▼

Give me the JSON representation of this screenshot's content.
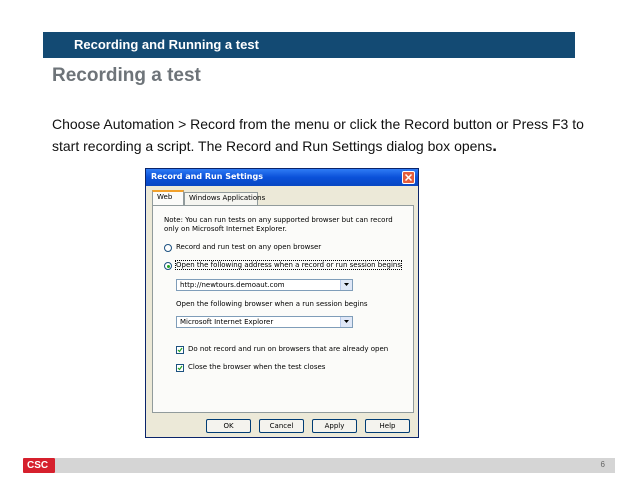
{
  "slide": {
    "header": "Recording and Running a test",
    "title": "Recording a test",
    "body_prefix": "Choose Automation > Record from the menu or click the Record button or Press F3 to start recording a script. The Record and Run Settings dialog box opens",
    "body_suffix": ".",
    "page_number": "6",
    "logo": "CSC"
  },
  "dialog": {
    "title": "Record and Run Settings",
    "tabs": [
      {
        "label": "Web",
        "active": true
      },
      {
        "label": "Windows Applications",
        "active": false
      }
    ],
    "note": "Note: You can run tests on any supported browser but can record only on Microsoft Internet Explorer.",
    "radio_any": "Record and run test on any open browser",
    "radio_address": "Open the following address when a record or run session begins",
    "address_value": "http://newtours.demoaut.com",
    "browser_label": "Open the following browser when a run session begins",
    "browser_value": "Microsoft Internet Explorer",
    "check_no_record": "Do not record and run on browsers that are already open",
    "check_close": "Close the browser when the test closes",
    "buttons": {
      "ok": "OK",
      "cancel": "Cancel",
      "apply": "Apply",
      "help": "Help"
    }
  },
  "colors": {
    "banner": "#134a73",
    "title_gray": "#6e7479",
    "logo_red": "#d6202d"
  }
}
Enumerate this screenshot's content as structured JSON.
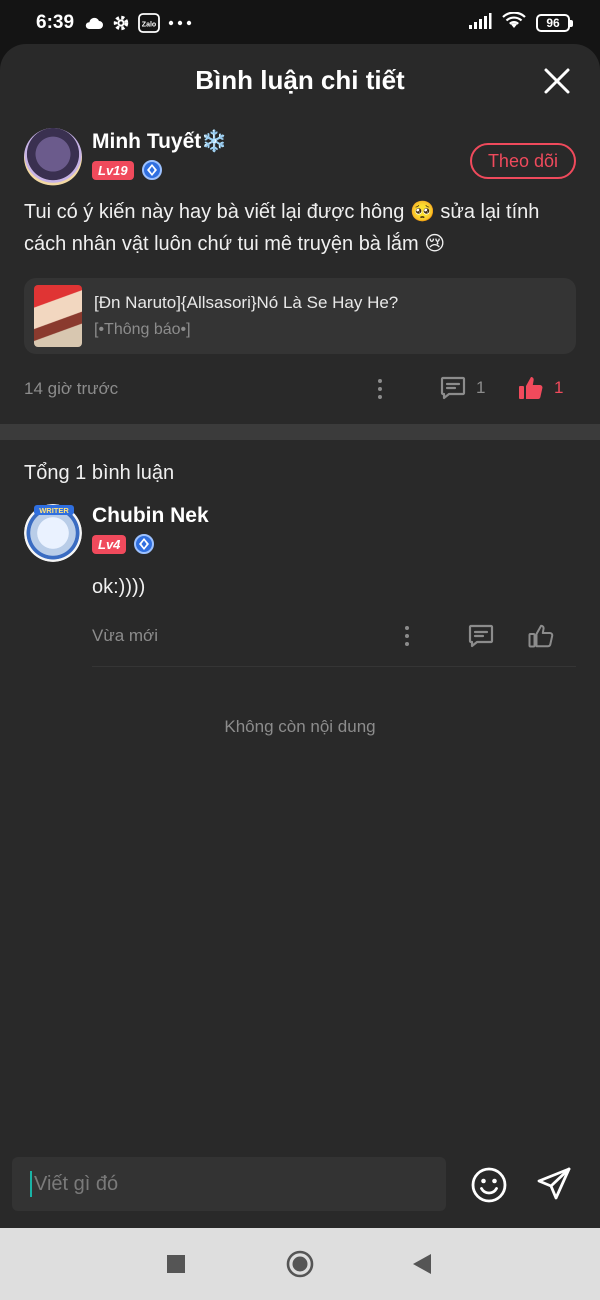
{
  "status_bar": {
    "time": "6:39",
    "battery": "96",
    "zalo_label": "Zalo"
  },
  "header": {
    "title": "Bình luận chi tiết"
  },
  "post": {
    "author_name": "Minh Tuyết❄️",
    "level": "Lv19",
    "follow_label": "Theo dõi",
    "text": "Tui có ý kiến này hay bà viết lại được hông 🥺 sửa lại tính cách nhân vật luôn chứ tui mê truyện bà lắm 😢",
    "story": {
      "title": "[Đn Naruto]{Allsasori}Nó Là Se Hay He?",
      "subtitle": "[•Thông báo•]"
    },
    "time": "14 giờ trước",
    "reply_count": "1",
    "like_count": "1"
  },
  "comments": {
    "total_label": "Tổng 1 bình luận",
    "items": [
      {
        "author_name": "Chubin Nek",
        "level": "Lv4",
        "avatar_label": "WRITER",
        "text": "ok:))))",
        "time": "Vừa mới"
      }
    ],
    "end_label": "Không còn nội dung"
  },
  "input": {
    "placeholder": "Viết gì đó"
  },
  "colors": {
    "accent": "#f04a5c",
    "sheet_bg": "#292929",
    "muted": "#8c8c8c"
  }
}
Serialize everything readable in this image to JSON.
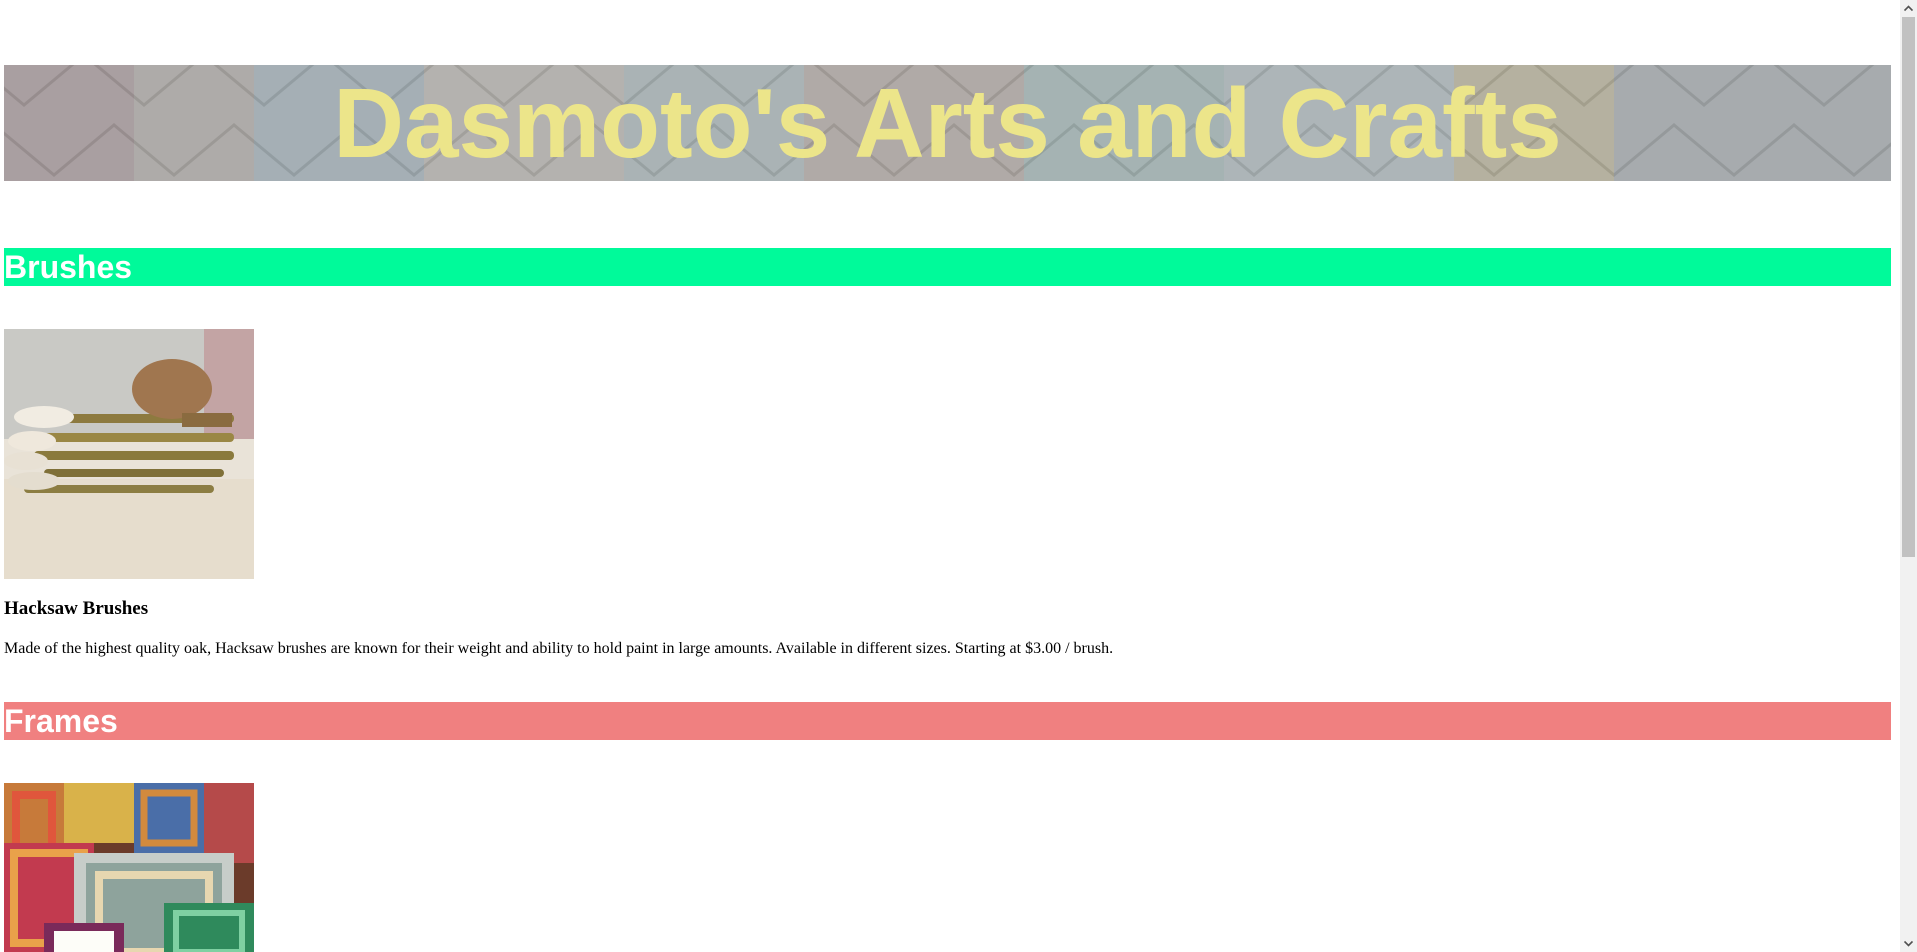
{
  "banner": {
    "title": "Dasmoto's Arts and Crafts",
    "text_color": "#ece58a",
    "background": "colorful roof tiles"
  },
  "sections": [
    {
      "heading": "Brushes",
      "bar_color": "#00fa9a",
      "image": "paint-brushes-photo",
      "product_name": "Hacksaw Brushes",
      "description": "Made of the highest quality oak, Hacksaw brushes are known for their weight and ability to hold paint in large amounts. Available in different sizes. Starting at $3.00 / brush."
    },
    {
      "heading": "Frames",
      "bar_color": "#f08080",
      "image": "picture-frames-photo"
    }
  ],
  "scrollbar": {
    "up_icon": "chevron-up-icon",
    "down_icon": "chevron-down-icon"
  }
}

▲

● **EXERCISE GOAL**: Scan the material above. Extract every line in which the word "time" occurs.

● **TASK RESPONSE**:
    "time": "6:39",
    "time": "14 giờ trước",
        "time": "Vừa mới"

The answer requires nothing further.